A Texas jury on Friday ordered far-right conspiracy theorist Alex Jones to pay $45.2 million in punitive damages in a lawsuit filed by the parents of a child killed in the 2012 Sandy Hook school shooting.
The additional damages came a day after the same jury awarded $4.1 million in damages to Scarlett Lewis and Neil Heslin, bringing the total payout to nearly $50 million, although that could be reduced because Texas state law limits non-economic damages.
Jones, a far-right media hotspot, has stirred controversy for years on InfoWars, its website and radio show. The Sandy Hook cases represent the first significant financial threat to Jones and his company — which are estimated to be worth as much as $270 million together, according to an expert who testified on behalf of the parents.
Wesley Ball, the parents’ attorney, urged jurors on Friday to “send a message” with their damages: “Stop Alex Jones, stop the monetization of misinformation and lies.”
“I’m asking that with your ruling you not only take away Alex Jones’ platform that he’s talking about,” Ball added. “I’m asking you to make sure he can’t rebuild that platform.”
Lewis and Heslin, whose 6-year-old son Jesse Lewis was killed at Sandy Hook, are seeking up to $150 million in damages for emotional distress, saying their lives were made a “living hell” by strangers who sent them death threats and mistakenly believed they were the couple faked their child’s death based on Jones’ comments.
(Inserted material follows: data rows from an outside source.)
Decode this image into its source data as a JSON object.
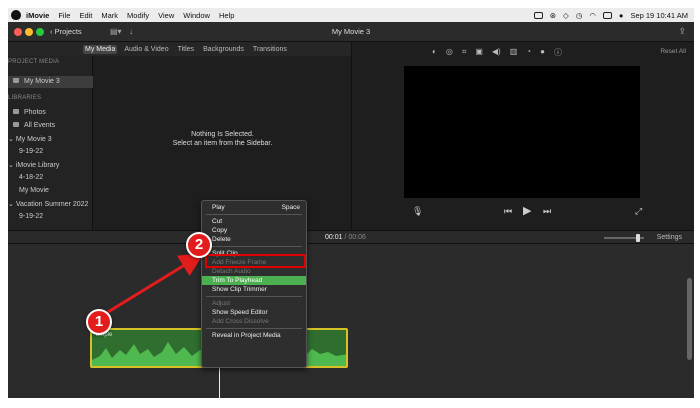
{
  "menubar": {
    "items": [
      "iMovie",
      "File",
      "Edit",
      "Mark",
      "Modify",
      "View",
      "Window",
      "Help"
    ],
    "clock": "Sep 19  10:41 AM"
  },
  "window": {
    "title": "My Movie 3",
    "projects_label": "Projects"
  },
  "tabs": [
    "My Media",
    "Audio & Video",
    "Titles",
    "Backgrounds",
    "Transitions"
  ],
  "sidebar": {
    "project_media_header": "PROJECT MEDIA",
    "project_item": "My Movie 3",
    "libraries_header": "LIBRARIES",
    "photos": "Photos",
    "all_events": "All Events",
    "library1": "My Movie 3",
    "library1_event": "9-19-22",
    "library2": "iMovie Library",
    "library2_event1": "4-18-22",
    "library2_event2": "My Movie",
    "library3": "Vacation Summer 2022",
    "library3_event": "9-19-22"
  },
  "browser": {
    "empty_line1": "Nothing Is Selected.",
    "empty_line2": "Select an item from the Sidebar."
  },
  "viewer": {
    "reset_all": "Reset All"
  },
  "timebar": {
    "current": "00:01",
    "separator": "/",
    "duration": "00:06",
    "settings": "Settings"
  },
  "clip": {
    "title": "ample"
  },
  "context_menu": {
    "play": "Play",
    "play_shortcut": "Space",
    "cut": "Cut",
    "copy": "Copy",
    "delete": "Delete",
    "split_clip": "Split Clip",
    "add_freeze_frame": "Add Freeze Frame",
    "detach_audio": "Detach Audio",
    "trim_to_playhead": "Trim To Playhead",
    "show_clip_trimmer": "Show Clip Trimmer",
    "adjust": "Adjust",
    "show_speed_editor": "Show Speed Editor",
    "add_cross_dissolve": "Add Cross Dissolve",
    "reveal_in_project_media": "Reveal in Project Media"
  },
  "annotations": {
    "step1": "1",
    "step2": "2",
    "color": "#e31c1c"
  }
}
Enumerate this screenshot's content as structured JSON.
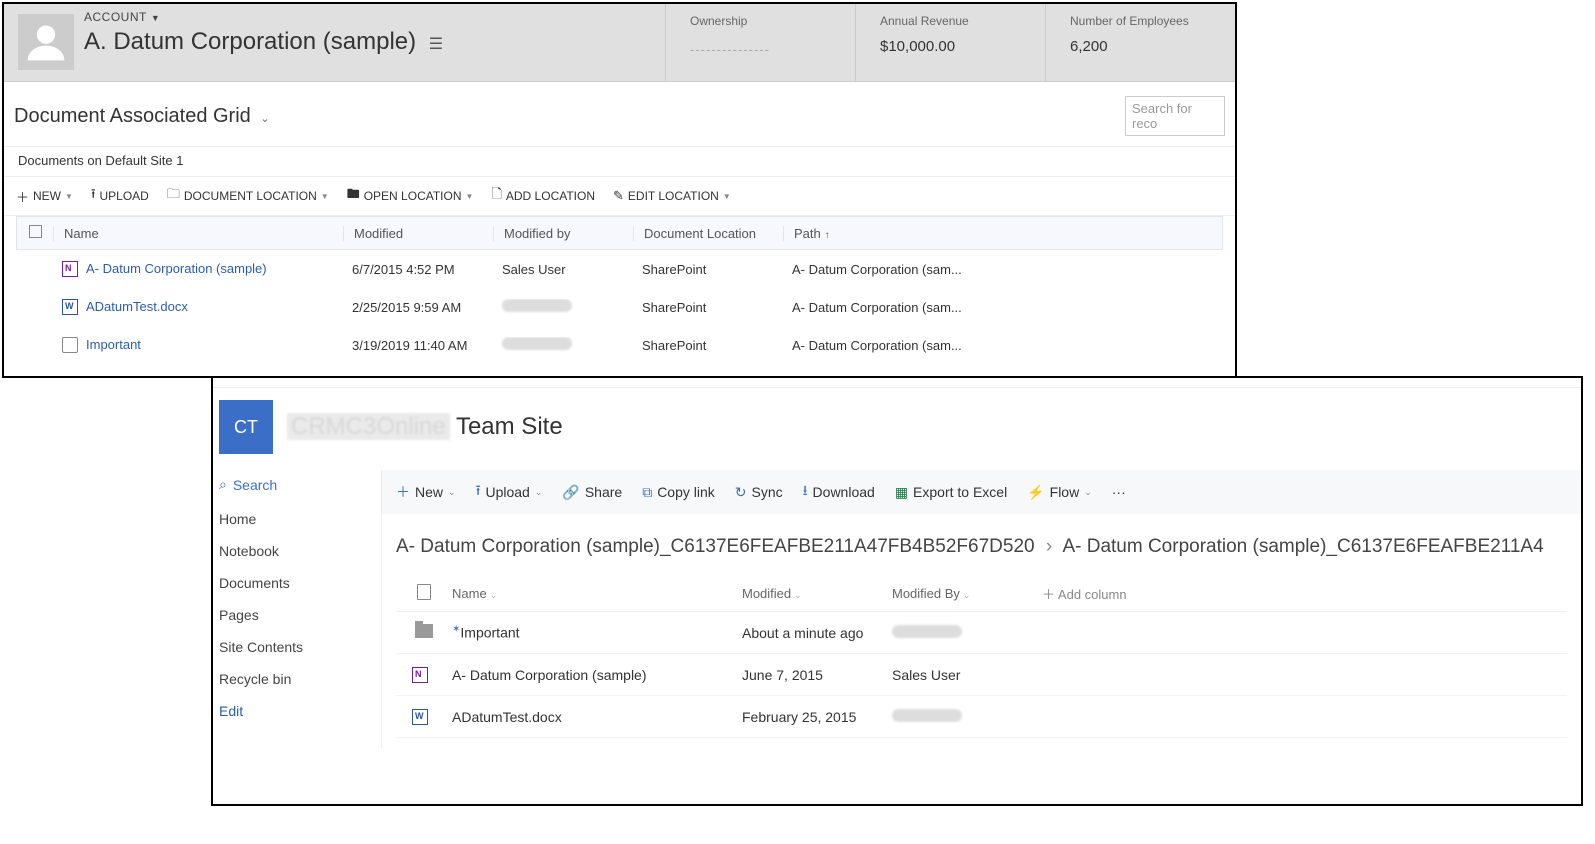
{
  "crm": {
    "account_label": "ACCOUNT",
    "account_name": "A. Datum Corporation (sample)",
    "stats": {
      "ownership": {
        "label": "Ownership",
        "value": "---------------"
      },
      "revenue": {
        "label": "Annual Revenue",
        "value": "$10,000.00"
      },
      "employees": {
        "label": "Number of Employees",
        "value": "6,200"
      }
    },
    "grid_title": "Document Associated Grid",
    "search_placeholder": "Search for reco",
    "location_label": "Documents on Default Site 1",
    "toolbar": {
      "new": "NEW",
      "upload": "UPLOAD",
      "doc_location": "DOCUMENT LOCATION",
      "open_location": "OPEN LOCATION",
      "add_location": "ADD LOCATION",
      "edit_location": "EDIT LOCATION"
    },
    "columns": {
      "name": "Name",
      "modified": "Modified",
      "modified_by": "Modified by",
      "doc_location": "Document Location",
      "path": "Path"
    },
    "rows": [
      {
        "icon": "onenote",
        "name": "A- Datum Corporation (sample)",
        "modified": "6/7/2015 4:52 PM",
        "modified_by": "Sales User",
        "modified_by_blurred": false,
        "location": "SharePoint",
        "path": "A- Datum Corporation (sam..."
      },
      {
        "icon": "word",
        "name": "ADatumTest.docx",
        "modified": "2/25/2015 9:59 AM",
        "modified_by": "",
        "modified_by_blurred": true,
        "location": "SharePoint",
        "path": "A- Datum Corporation (sam..."
      },
      {
        "icon": "page",
        "name": "Important",
        "modified": "3/19/2019 11:40 AM",
        "modified_by": "",
        "modified_by_blurred": true,
        "location": "SharePoint",
        "path": "A- Datum Corporation (sam..."
      }
    ]
  },
  "sp": {
    "logo": "CT",
    "sitename_blurred": "CRMC3Online",
    "sitename_suffix": " Team Site",
    "search": "Search",
    "nav": [
      "Home",
      "Notebook",
      "Documents",
      "Pages",
      "Site Contents",
      "Recycle bin"
    ],
    "nav_edit": "Edit",
    "cmdbar": {
      "new": "New",
      "upload": "Upload",
      "share": "Share",
      "copy_link": "Copy link",
      "sync": "Sync",
      "download": "Download",
      "export": "Export to Excel",
      "flow": "Flow"
    },
    "breadcrumb": {
      "p1": "A- Datum Corporation (sample)_C6137E6FEAFBE211A47FB4B52F67D520",
      "p2": "A- Datum Corporation (sample)_C6137E6FEAFBE211A4"
    },
    "columns": {
      "name": "Name",
      "modified": "Modified",
      "modified_by": "Modified By",
      "add": "Add column"
    },
    "rows": [
      {
        "icon": "folder",
        "name": "Important",
        "name_mark": true,
        "modified": "About a minute ago",
        "modified_by": "",
        "modified_by_blurred": true
      },
      {
        "icon": "onenote",
        "name": "A- Datum Corporation (sample)",
        "name_mark": false,
        "modified": "June 7, 2015",
        "modified_by": "Sales User",
        "modified_by_blurred": false
      },
      {
        "icon": "word",
        "name": "ADatumTest.docx",
        "name_mark": false,
        "modified": "February 25, 2015",
        "modified_by": "",
        "modified_by_blurred": true
      }
    ]
  }
}
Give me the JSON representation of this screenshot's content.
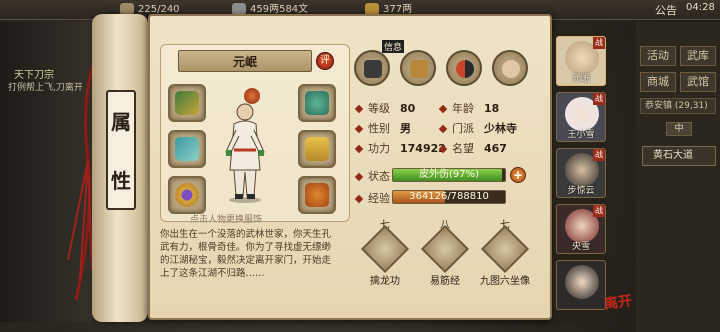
{
  "topbar": {
    "capacity": "225/240",
    "money": "459两584文",
    "ingots": "377两",
    "notice": "公告",
    "time": "04:28"
  },
  "quest": {
    "title": "天下刀宗",
    "text": "打例帮上飞,刀离开"
  },
  "scroll_label": [
    "属",
    "性"
  ],
  "character": {
    "name": "元岷",
    "ping_label": "评",
    "caption": "点击人物更换服饰",
    "backstory": "你出生在一个没落的武林世家，你天生孔武有力，根骨奇佳。你为了寻找虚无缥缈的江湖秘宝，毅然决定离开家门，开始走上了这条江湖不归路……"
  },
  "top_icons": [
    "talisman-icon",
    "inventory-icon",
    "taiji-icon",
    "meridian-icon"
  ],
  "top_icon_label": "信息",
  "stats": {
    "level_label": "等级",
    "level": "80",
    "age_label": "年龄",
    "age": "18",
    "gender_label": "性别",
    "gender": "男",
    "sect_label": "门派",
    "sect": "少林寺",
    "power_label": "功力",
    "power": "174922",
    "fame_label": "名望",
    "fame": "467",
    "status_label": "状态",
    "status_text": "皮外伤(97%)",
    "status_pct": 97,
    "exp_label": "经验",
    "exp_text": "364126/788810",
    "exp_pct": 46
  },
  "skills": [
    {
      "level": "七",
      "name": "擒龙功"
    },
    {
      "level": "八",
      "name": "易筋经"
    },
    {
      "level": "七",
      "name": "九图六坐像"
    }
  ],
  "roster": [
    {
      "name": "元岷",
      "tag": "战"
    },
    {
      "name": "王小雪",
      "tag": "战"
    },
    {
      "name": "步惊云",
      "tag": "战"
    },
    {
      "name": "央雪",
      "tag": "战"
    },
    {
      "name": "",
      "tag": ""
    }
  ],
  "menu": {
    "b1": "活动",
    "b2": "武库",
    "b3": "商城",
    "b4": "武馆",
    "field_label": "恭安镇",
    "field_coords": "(29,31)",
    "tab": "中",
    "location": "黄石大道"
  },
  "leave_label": "离开"
}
They sued Jones for making a false claim about the 2012 massacre Sandy Hook Elementary Schoolwhere 20 children and six adults were killed, was a hoax staged to justify gun control.
During his testimony, Jones disavowed the false claims his companies were making about the deadliest school shooting in the US, saying it was “100 percent real” and not a “false flag” operation. He also expressed remorse for “unintentionally” hurting people’s feelings.
Jones faces two more trials related to his comments about Sandy Hook. One is being brought to Connecticut by the families of the eight victims, and the other will also be in Texas.
Jones, whose content has been banned from major social media platforms for hate speech, has a large audience of more than 8 million monthly visits, according to Similarweb.
Last week, Jones’ Free Speech Systems, the parent of InfoWars, filed for bankruptcy protection in a move that should potentially limit its financial exposure.
During the proceedings, the plaintiffs’ attorney revealed that Jones’ legal team had inadvertently shared two years’ worth of messages from his phone, adding that he had received requests to share the messages with various authorities, including a congressional committee investigating the January 6, 2021 Attack on the US Capitol.
On Friday, Judge Maya Guerra Gamble said she would not prevent the plaintiffs’ lawyers from sharing the messages with police or a congressional committee on Jan. 6.
Additional reporting by Alex Barker